When we hear the latest unemployment figures, it is tempting to reduce the experience of thousands of people to a mere percentage value. However, the stark reality of how unemployment affects people is much harder to gloss over. Chris describes his experience of chronic unemployment, ‘my world was full of bums, dregs, dropkicks (like me), hoons, hooligans, drugos, obscene people, disgusting people, people with sicknesses and people who look diseased. When you are unemployed, your life is very limited to only the ugliest of locations of places. Without any money, there is no purpose to be anywhere else except the Hells on earth – human rubbish bin locations for all people who are the rubbish of society. The Hell on earth is invisible to the naked eye when you are employed’.

Saint Teresa of Calcutta reminds us to seek ‘the face of God in everything, everyone, all the time, and his hand in every happening; This is what it means to be contemplative in the heart of the world. Seeing and adoring the presence of Jesus, especially in the lowly appearance of bread, and in the distressing disguise of the poor’. Chris also spoke of his disconnection with friends and family, missing the beauty of relationship and to be known and loved.
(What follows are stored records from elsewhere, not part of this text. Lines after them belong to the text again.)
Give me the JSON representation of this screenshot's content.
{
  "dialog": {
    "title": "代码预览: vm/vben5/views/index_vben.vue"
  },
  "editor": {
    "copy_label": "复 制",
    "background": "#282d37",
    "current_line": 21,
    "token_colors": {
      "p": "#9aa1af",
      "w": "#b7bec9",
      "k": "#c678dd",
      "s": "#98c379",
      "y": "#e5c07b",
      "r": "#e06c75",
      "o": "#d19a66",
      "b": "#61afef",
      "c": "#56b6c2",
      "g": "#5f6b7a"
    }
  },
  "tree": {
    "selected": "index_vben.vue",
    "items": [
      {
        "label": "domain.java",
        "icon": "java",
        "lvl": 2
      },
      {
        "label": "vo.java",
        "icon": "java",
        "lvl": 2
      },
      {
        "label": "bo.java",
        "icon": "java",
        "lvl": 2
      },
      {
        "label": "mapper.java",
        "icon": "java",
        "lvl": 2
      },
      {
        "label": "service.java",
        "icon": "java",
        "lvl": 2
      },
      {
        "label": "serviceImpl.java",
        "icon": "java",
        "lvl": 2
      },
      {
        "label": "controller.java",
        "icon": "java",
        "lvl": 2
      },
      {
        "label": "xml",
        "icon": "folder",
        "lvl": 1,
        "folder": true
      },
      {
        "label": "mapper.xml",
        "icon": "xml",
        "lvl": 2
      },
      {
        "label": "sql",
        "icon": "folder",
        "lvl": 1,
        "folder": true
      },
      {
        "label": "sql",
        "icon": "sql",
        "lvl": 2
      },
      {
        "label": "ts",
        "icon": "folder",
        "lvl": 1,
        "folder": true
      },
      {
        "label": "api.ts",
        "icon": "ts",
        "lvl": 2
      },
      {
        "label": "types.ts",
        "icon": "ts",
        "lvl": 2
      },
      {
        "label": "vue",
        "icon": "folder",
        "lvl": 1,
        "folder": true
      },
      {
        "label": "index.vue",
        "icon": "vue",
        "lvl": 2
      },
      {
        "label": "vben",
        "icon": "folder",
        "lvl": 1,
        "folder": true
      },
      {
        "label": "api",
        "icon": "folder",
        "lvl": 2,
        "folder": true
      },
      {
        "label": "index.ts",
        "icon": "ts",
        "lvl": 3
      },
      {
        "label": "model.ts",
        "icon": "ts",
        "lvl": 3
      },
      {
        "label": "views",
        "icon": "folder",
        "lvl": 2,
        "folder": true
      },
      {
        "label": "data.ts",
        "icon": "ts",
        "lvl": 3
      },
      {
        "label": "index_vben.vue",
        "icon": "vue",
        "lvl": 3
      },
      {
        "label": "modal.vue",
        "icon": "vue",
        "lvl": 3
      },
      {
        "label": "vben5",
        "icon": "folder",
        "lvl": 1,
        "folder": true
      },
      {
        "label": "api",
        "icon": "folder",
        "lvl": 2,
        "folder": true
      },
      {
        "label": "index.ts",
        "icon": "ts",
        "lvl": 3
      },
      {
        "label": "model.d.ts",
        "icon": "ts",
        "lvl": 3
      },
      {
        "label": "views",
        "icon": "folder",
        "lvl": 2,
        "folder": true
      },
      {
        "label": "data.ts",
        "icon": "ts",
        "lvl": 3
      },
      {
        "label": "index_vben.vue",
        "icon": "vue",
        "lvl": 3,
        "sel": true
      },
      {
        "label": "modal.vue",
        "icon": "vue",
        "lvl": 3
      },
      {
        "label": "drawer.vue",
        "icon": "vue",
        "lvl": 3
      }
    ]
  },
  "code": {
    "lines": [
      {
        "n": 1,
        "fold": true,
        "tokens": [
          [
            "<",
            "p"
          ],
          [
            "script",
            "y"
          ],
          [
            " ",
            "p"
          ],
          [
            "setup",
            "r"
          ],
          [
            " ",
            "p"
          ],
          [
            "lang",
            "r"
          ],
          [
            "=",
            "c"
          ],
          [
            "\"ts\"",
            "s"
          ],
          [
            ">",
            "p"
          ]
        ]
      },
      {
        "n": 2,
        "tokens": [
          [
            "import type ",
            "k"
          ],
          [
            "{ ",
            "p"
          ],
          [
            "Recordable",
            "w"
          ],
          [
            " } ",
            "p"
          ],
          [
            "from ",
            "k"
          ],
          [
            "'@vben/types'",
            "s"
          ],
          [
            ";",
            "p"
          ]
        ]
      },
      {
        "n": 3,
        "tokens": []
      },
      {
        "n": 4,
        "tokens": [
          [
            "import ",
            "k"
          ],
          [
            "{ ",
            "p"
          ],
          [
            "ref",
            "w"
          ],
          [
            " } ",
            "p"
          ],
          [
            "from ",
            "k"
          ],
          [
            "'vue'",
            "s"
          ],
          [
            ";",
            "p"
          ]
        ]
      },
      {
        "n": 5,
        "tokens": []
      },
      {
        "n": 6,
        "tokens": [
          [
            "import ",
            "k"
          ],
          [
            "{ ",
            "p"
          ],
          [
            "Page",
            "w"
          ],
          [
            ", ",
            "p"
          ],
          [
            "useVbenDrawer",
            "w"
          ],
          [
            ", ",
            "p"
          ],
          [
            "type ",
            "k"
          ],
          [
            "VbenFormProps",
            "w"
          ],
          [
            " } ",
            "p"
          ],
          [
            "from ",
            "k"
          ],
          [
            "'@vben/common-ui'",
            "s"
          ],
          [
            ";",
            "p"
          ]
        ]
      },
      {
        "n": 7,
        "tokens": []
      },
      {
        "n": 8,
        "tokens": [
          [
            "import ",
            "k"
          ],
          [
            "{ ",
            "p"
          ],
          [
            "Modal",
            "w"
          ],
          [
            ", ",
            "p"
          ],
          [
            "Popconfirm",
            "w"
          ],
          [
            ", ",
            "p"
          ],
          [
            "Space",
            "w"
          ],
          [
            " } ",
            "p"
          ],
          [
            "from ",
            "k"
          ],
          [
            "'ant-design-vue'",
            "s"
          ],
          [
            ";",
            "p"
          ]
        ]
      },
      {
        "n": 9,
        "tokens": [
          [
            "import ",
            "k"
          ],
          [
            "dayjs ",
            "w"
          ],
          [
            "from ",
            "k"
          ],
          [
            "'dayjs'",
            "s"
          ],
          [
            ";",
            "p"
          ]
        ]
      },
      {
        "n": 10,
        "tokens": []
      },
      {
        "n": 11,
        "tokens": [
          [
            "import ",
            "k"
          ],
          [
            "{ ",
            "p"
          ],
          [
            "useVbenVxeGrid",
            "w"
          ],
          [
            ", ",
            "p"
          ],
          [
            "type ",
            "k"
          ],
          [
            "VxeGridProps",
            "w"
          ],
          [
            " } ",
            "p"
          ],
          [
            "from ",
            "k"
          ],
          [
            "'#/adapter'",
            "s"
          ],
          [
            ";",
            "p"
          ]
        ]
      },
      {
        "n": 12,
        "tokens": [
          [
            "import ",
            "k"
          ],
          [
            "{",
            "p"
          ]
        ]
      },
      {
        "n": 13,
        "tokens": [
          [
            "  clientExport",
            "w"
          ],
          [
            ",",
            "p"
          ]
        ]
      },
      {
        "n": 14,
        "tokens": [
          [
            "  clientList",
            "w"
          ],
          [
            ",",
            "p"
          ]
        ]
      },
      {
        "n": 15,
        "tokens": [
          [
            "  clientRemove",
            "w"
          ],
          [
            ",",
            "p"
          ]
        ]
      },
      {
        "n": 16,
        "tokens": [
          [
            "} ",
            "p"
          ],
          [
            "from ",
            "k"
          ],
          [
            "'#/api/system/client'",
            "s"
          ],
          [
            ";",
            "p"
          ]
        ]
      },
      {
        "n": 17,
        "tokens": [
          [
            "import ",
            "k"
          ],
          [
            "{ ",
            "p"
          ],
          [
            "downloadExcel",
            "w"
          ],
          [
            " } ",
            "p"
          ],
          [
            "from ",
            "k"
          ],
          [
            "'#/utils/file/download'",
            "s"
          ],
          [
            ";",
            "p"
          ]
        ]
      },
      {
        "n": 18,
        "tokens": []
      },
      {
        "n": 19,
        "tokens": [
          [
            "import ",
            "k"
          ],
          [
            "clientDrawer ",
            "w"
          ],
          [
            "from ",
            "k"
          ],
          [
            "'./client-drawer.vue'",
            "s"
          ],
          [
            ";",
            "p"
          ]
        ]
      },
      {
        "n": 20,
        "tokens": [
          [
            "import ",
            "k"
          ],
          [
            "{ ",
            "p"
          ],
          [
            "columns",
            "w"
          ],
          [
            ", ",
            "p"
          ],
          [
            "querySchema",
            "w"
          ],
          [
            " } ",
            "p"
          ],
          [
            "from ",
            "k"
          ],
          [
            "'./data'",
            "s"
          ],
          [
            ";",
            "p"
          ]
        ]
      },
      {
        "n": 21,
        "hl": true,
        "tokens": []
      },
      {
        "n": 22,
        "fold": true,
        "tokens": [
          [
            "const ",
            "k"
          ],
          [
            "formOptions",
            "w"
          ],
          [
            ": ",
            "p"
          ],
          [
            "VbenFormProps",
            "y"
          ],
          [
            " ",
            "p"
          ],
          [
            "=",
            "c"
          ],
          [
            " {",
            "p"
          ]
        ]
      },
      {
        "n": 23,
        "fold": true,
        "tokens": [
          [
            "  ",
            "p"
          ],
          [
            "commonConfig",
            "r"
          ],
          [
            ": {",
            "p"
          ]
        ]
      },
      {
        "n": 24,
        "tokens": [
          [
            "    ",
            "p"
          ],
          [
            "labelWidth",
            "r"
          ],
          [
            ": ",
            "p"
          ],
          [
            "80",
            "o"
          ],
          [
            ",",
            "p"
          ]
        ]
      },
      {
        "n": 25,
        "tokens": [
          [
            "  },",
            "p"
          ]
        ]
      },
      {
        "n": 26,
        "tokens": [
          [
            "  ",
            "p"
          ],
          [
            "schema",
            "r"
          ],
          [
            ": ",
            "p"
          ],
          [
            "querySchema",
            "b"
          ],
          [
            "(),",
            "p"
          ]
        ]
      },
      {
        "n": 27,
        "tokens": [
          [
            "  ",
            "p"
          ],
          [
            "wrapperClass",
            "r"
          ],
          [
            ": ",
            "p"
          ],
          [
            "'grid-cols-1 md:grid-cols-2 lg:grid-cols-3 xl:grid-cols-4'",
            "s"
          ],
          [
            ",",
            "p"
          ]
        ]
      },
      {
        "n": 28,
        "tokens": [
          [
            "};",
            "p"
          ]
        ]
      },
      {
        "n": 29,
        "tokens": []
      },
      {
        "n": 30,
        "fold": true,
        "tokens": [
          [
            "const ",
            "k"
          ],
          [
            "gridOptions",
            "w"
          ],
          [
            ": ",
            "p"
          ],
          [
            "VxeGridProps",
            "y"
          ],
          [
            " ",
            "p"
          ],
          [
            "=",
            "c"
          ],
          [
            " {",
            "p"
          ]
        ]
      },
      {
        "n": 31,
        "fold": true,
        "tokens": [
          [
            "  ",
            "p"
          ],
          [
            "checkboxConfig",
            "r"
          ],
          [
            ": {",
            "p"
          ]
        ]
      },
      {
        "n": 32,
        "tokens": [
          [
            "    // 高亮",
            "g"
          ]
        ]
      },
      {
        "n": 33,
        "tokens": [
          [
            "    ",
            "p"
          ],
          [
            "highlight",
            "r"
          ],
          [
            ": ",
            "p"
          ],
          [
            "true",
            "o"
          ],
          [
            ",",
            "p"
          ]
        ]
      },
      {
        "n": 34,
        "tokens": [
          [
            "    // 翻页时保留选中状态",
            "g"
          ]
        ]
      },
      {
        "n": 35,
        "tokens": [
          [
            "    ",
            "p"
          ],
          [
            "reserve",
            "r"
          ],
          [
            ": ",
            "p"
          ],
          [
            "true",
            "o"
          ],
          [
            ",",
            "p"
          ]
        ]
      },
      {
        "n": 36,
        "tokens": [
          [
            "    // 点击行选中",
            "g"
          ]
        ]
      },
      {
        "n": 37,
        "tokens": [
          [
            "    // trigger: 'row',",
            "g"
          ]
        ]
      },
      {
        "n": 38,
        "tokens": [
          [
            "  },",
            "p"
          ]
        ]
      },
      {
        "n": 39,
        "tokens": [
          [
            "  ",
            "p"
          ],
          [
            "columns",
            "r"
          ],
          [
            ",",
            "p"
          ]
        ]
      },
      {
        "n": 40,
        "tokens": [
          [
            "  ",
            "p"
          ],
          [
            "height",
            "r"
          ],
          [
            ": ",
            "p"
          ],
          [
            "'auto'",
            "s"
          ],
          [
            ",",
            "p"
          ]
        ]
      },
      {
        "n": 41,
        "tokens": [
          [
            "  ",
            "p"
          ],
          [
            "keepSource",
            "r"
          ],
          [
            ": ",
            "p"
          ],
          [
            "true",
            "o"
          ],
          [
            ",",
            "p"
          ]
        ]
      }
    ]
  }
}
Cardinal José Saraiva Martins says that ‘the Christian has the face of Christ imprinted in his heart in an indelible fashion’ and we are called to reflect His face to all those we encounter. During his ministry in Galilee, Christ didn’t assign people a number, ask them what miracle they required and tell them that one of his disciples would be with them shortly. Rather, the scriptures reveal that Jesus intimately knew those He served. We see that Jesus took the time to meet Zacchaeus, to go to his house and then attend to the needs of his heart (Luke 19:1-10).

In an interview with Antonio Spadaro SJ, Pope Francis said that he could ‘see clearly that the thing the church needs most today is the ability to heal wounds and to warm the hearts of the faithful; it needs nearness, proximity’. He explained that these wounds which run deep, will not happen through clinical services, devoid of love and relationship and only addressing the superficial abrasions.

Like Sir Frances Drake, we ask the Lord to disturb us ‘to dare more boldly, to venture on wilder seas where storms will show Your mastery; where losing sight of land, we shall find the stars’. That we can break down the invisible boundaries of loneliness and practise the Zulu greeting of ‘Sawubona’ which means ‘I see you’. In this context, it has the deeper meaning of seeing a person’s core—their humanity, their dignity—and according them that respect.

Email this Print This Page